That’s why the hackers who wish to jailbreak the Web will never ever be even more than a curiosity, right? That’s why App.net (which actually wishes to be a Heap itself, anyhow, simply a classier one) only just struck 1 % of 1 % of the population of Facebook … after it presented a free of cost tier. That’s why new initiatives like Trrst, ‘a safe and secure and dispersed blog site platform for the open internet,’ which is raising money on Kickstarter, will never ever get anywhere considerable. Right?

If innovation was a meritocracy I ‘d be sending this as a peer-to-peer RDF tweet from an Amiga 10,000 running GNU NLS on top of SmallTalk.-
Paul Ford (@ ftrain) August 16, 2013

Which, I suggest, that’d most likely be a disaster too.-
Paul Ford (@ ftrain) August 16, 2013

These online anarchists, these idealists, do not just claim that people should regulate their own information, and where it lives, and who’s permitted to access it, they claim that people want to. They claim that people don’t, and shouldn’t, count on for-profit megacorporations. They claim that client-server Heaps are only huge since they are good for company, while actually, in a pure true noble world untrammeled by cash and commercialism, every little thing would be simply peer-to-peer.

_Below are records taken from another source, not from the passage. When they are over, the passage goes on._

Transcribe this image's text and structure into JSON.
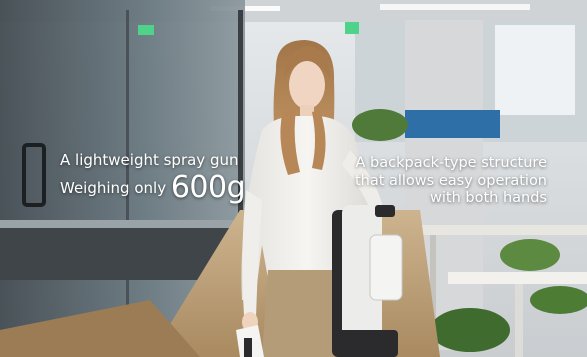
{
  "captions": {
    "left": {
      "line1": "A lightweight spray gun",
      "line2_prefix": "Weighing only ",
      "line2_value": "600g"
    },
    "right": {
      "line1": "A backpack-type structure",
      "line2": "that allows easy operation",
      "line3": "with both hands"
    }
  },
  "colors": {
    "caption_text": "#ffffff",
    "wall": "#d9dde0",
    "floor": "#b79a73",
    "glass": "#5b6a72",
    "shirt": "#f1f0ec",
    "skirt": "#b59c79",
    "hair": "#b98a5c",
    "backpack_white": "#ececea",
    "backpack_dark": "#2b2b2d"
  }
}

Unfortunately these claims are nonsense. Webmail is inherently troubled, but, amongst a team of those people most conscious and a lot of perturbed by this fact-the customers of Silent Circle’s just recently shuttered email service-

98 % of Silent Mail clients decided to let Silent Circle hold the encryption secrets, which made utilizing the service much easier. When individuals manage their own tricks, they need to log into a special system to exchange cryptographic tricks with everyone they want to email with.

Most damning of all, review Github. It’s a terrific site, great service, great business. I use it every day. But its name and very existence are also, in a way, fundamental oxymorons:

Today is our quarterly tip that Linus offered us an entirely dispersed VCS, so we saved all of our repos in a single point of failure.-
Gary Bernhardt (@ garybernhardt) August 15, 2013

The sad truth is that the frustrating bulk of individuals, including extremely technical capable individuals, don’t want peer-to-peer protocols. They do not want to have their own data. They just want convenience. Benefit. Someone else to take control of and care for their information troubles. They desire the Stacks.

…Mostly.

However. There have actually been a few odd and fascinating exceptions.

Consider Skype. It was brilliantly peer-to-peer … for a while. However a couple of years ago it too turned to centralized servers. Not, its principle architect maintains, to make surveillance easier, but because in today’s mobile world, where any offered node is very likely a phone with limited battery, bandwidth, and processing power, peer-to-peer protocols are less effective. But is that only a short-term reality? Might they raise their hydra heads again in 5 or 10 years, when even phones can act as supernodes?

Consider Bitcoin.

Most of all, consider BitTorrent, and the hundreds of millions of individuals of its dispersed swarming method. It’s the anti-Stack, it’s immensely popular, and it’s a sign that an additional means is possible. Might the city-states yet be overrun by Khan-like wanderers? Might you you one day just should install a StackSeed app on your phone, or computer, in order for it to become a node in one of a number of ever-shifting peer-to-peer clouds, striping several copies of your secured data to a motley team of various other member gadgets, flickering chaotically around the planet like weather?

Maybe. However only if, in some way, ad-hoc encrypted peer-to-peer services become as smooth and easy to utilize as today’s Stacks. It appears unlikely, yes, but look at Skype, review BitTorrent. It does not seem inconceivable. Maybe, simply maybe, the reign of the Stacks will be short-term after all.